• _Problem requirements_: What you return must match the data below exactly, minus any pictures.

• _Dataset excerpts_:
⁂

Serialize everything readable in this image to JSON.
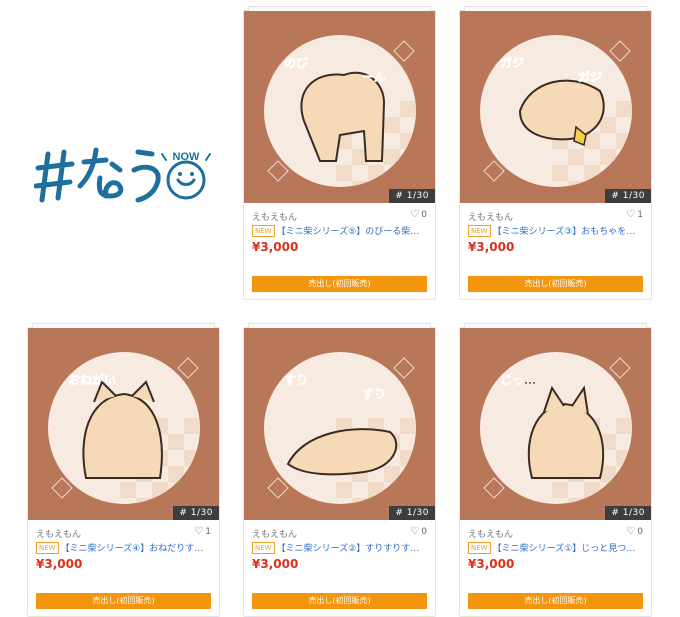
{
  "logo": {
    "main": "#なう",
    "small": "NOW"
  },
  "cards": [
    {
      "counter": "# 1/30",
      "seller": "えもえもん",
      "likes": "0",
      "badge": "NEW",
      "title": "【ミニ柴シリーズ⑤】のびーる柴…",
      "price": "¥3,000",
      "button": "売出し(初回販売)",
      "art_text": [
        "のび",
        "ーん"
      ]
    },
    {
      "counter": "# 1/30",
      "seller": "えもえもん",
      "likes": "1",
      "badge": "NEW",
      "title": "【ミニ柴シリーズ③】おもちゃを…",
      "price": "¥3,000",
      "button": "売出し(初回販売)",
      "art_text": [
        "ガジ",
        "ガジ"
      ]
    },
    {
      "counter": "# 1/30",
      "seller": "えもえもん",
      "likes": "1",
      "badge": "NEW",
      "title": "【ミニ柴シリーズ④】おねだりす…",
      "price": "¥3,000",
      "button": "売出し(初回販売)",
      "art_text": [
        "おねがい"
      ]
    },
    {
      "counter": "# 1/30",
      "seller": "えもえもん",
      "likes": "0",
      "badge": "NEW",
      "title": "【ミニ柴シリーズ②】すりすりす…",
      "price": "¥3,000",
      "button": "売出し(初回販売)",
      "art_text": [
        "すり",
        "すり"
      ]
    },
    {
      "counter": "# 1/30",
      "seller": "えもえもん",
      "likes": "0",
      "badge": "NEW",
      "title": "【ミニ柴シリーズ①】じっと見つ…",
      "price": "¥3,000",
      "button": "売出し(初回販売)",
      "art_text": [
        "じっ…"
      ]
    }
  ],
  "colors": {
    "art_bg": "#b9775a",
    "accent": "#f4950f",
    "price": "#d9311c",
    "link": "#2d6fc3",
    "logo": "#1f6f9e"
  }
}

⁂

• _Solution_:
Serialize everything readable in this image to JSON.
{
  "logo": {
    "main": "#なう",
    "small": "NOW"
  },
  "cards": [
    {
      "counter": "# 1/30",
      "seller": "えもえもん",
      "likes": "0",
      "badge": "NEW",
      "title": "【ミニ柴シリーズ⑤】のびーる柴…",
      "price": "¥3,000",
      "button": "売出し(初回販売)",
      "art_text": [
        "のび",
        "ーん"
      ]
    },
    {
      "counter": "# 1/30",
      "seller": "えもえもん",
      "likes": "1",
      "badge": "NEW",
      "title": "【ミニ柴シリーズ③】おもちゃを…",
      "price": "¥3,000",
      "button": "売出し(初回販売)",
      "art_text": [
        "ガジ",
        "ガジ"
      ]
    },
    {
      "counter": "# 1/30",
      "seller": "えもえもん",
      "likes": "1",
      "badge": "NEW",
      "title": "【ミニ柴シリーズ④】おねだりす…",
      "price": "¥3,000",
      "button": "売出し(初回販売)",
      "art_text": [
        "おねがい"
      ]
    },
    {
      "counter": "# 1/30",
      "seller": "えもえもん",
      "likes": "0",
      "badge": "NEW",
      "title": "【ミニ柴シリーズ②】すりすりす…",
      "price": "¥3,000",
      "button": "売出し(初回販売)",
      "art_text": [
        "すり",
        "すり"
      ]
    },
    {
      "counter": "# 1/30",
      "seller": "えもえもん",
      "likes": "0",
      "badge": "NEW",
      "title": "【ミニ柴シリーズ①】じっと見つ…",
      "price": "¥3,000",
      "button": "売出し(初回販売)",
      "art_text": [
        "じっ…"
      ]
    }
  ],
  "colors": {
    "art_bg": "#b9775a",
    "accent": "#f4950f",
    "price": "#d9311c",
    "link": "#2d6fc3",
    "logo": "#1f6f9e"
  }
}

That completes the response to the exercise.